§ REQUIREMENT
Which lines in the records below contain the word "詳しくはこちら"? Report each of them.

§ INPUT FOR THIS TASK
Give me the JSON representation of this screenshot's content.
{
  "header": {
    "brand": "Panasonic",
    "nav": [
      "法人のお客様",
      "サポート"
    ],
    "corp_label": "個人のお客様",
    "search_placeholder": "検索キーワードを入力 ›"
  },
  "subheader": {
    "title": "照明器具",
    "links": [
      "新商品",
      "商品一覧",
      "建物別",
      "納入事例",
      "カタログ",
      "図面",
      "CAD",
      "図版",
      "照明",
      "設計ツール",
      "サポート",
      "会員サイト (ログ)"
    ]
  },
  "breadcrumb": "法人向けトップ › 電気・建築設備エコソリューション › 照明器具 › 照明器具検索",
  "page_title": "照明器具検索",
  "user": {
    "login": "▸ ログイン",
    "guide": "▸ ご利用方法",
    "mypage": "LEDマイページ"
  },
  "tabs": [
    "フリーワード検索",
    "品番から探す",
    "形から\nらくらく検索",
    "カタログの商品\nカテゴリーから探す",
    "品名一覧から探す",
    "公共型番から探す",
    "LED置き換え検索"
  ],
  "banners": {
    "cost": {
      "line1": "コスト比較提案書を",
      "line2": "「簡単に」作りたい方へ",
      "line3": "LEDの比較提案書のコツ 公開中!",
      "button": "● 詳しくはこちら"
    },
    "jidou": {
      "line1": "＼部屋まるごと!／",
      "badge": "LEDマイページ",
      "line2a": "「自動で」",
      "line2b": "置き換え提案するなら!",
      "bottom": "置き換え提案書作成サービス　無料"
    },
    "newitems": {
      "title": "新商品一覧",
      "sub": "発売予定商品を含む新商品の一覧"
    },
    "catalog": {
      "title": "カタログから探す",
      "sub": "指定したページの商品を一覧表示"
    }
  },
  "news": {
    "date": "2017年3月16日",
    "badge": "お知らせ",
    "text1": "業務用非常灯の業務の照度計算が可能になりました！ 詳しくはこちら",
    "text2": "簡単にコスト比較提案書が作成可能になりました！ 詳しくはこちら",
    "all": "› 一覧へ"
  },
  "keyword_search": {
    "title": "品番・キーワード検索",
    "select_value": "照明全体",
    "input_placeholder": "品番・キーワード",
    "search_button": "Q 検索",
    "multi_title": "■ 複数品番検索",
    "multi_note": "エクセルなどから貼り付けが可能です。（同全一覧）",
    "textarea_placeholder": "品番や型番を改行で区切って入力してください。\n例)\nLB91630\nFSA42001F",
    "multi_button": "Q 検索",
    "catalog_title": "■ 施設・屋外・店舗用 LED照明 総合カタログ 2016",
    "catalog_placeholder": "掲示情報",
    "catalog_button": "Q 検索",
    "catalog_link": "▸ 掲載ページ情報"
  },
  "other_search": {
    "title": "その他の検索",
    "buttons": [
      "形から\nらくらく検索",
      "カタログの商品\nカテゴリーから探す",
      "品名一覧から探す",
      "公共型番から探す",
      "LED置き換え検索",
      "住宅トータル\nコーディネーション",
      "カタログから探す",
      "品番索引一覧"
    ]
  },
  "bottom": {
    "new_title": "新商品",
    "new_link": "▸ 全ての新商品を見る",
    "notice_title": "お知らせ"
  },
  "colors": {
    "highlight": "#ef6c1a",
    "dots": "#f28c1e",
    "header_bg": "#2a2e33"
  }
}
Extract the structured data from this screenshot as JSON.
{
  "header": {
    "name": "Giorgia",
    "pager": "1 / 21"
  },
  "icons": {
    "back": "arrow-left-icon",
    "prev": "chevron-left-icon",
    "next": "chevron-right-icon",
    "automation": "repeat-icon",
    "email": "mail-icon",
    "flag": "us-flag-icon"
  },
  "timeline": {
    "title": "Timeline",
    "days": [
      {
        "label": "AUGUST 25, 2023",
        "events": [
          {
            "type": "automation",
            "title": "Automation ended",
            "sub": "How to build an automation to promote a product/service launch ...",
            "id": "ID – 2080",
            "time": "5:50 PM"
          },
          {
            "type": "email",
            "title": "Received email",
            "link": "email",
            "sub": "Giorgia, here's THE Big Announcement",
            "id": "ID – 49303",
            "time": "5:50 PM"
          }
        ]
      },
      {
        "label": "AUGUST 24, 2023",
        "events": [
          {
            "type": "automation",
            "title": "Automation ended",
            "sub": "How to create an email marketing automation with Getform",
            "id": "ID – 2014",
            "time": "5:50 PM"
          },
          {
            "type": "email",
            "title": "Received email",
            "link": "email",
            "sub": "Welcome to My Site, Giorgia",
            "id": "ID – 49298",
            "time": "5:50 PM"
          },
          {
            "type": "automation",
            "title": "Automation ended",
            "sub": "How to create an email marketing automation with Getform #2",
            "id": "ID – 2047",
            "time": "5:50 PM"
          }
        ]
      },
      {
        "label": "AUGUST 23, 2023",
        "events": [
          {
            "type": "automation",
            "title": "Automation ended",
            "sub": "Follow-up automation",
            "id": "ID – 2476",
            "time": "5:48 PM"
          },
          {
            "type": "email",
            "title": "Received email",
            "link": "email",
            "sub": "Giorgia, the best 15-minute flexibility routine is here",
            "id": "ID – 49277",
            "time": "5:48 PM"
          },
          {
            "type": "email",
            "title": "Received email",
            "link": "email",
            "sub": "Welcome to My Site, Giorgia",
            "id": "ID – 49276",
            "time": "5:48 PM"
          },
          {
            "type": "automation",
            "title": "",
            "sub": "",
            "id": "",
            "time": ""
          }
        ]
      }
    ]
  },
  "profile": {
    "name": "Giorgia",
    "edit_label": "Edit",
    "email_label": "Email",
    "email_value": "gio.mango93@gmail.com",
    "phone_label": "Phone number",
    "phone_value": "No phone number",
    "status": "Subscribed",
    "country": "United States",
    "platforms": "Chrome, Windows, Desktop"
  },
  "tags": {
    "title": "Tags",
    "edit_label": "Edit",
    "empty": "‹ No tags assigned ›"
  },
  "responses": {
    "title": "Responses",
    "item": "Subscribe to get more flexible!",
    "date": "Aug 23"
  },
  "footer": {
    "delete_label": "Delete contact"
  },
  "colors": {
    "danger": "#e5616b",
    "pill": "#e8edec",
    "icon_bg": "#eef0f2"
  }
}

§ WRITTEN SOLUTION
      "button": "● 詳しくはこちら"
    "text1": "業務用非常灯の業務の照度計算が可能になりました！ 詳しくはこちら",
    "text2": "簡単にコスト比較提案書が作成可能になりました！ 詳しくはこちら",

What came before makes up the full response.